◆ Task instructions ◆
Give back each entry exactly as written, apart from the pictures.

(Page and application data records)
════
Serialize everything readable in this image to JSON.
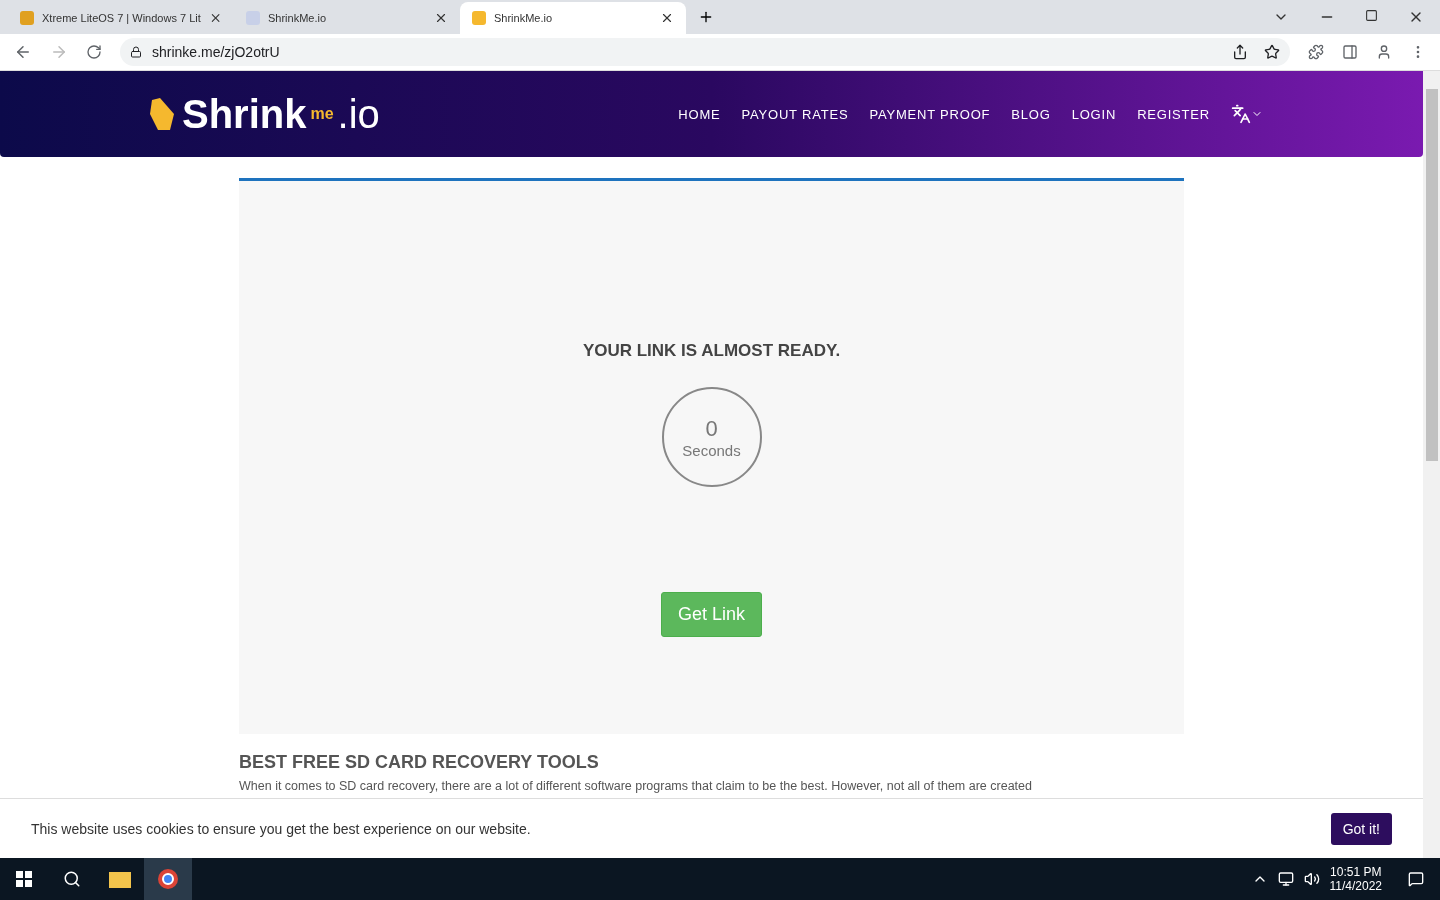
{
  "browser": {
    "tabs": [
      {
        "title": "Xtreme LiteOS 7 | Windows 7 Lit",
        "selected": false
      },
      {
        "title": "ShrinkMe.io",
        "selected": false
      },
      {
        "title": "ShrinkMe.io",
        "selected": true
      }
    ],
    "address": "shrinke.me/zjO2otrU"
  },
  "header": {
    "logo": {
      "main": "Shrink",
      "sub": "me",
      "tld": ".io"
    },
    "nav": [
      "HOME",
      "PAYOUT RATES",
      "PAYMENT PROOF",
      "BLOG",
      "LOGIN",
      "REGISTER"
    ]
  },
  "card": {
    "heading": "YOUR LINK IS ALMOST READY.",
    "countdown": "0",
    "unit": "Seconds",
    "button": "Get Link"
  },
  "article": {
    "heading": "BEST FREE SD CARD RECOVERY TOOLS",
    "text": "When it comes to SD card recovery, there are a lot of different software programs that claim to be the best. However, not all of them are created"
  },
  "cookie": {
    "text": "This website uses cookies to ensure you get the best experience on our website.",
    "button": "Got it!"
  },
  "taskbar": {
    "time": "10:51 PM",
    "date": "11/4/2022"
  }
}
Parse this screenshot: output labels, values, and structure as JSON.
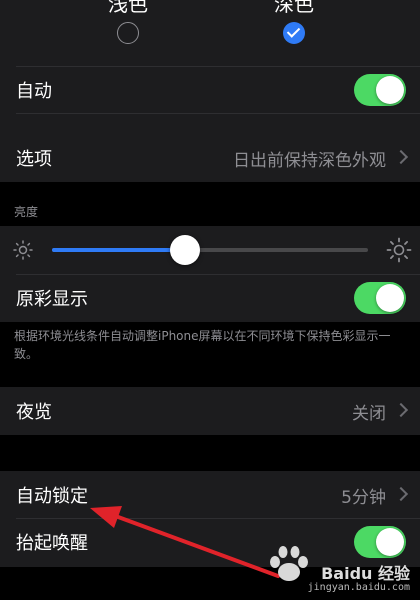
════
◆ Result of this task ◆
Serialize everything readable in this image to JSON.
{
  "browser": {
    "tabs": [
      {
        "title": "Xtreme LiteOS 7 | Windows 7 Lit",
        "selected": false
      },
      {
        "title": "ShrinkMe.io",
        "selected": false
      },
      {
        "title": "ShrinkMe.io",
        "selected": true
      }
    ],
    "address": "shrinke.me/zjO2otrU"
  },
  "header": {
    "logo": {
      "main": "Shrink",
      "sub": "me",
      "tld": ".io"
    },
    "nav": [
      "HOME",
      "PAYOUT RATES",
      "PAYMENT PROOF",
      "BLOG",
      "LOGIN",
      "REGISTER"
    ]
  },
  "card": {
    "heading": "YOUR LINK IS ALMOST READY.",
    "countdown": "0",
    "unit": "Seconds",
    "button": "Get Link"
  },
  "article": {
    "heading": "BEST FREE SD CARD RECOVERY TOOLS",
    "text": "When it comes to SD card recovery, there are a lot of different software programs that claim to be the best. However, not all of them are created"
  },
  "cookie": {
    "text": "This website uses cookies to ensure you get the best experience on our website.",
    "button": "Got it!"
  },
  "taskbar": {
    "time": "10:51 PM",
    "date": "11/4/2022"
  }
}
Parse this screenshot: output labels, values, and structure as JSON.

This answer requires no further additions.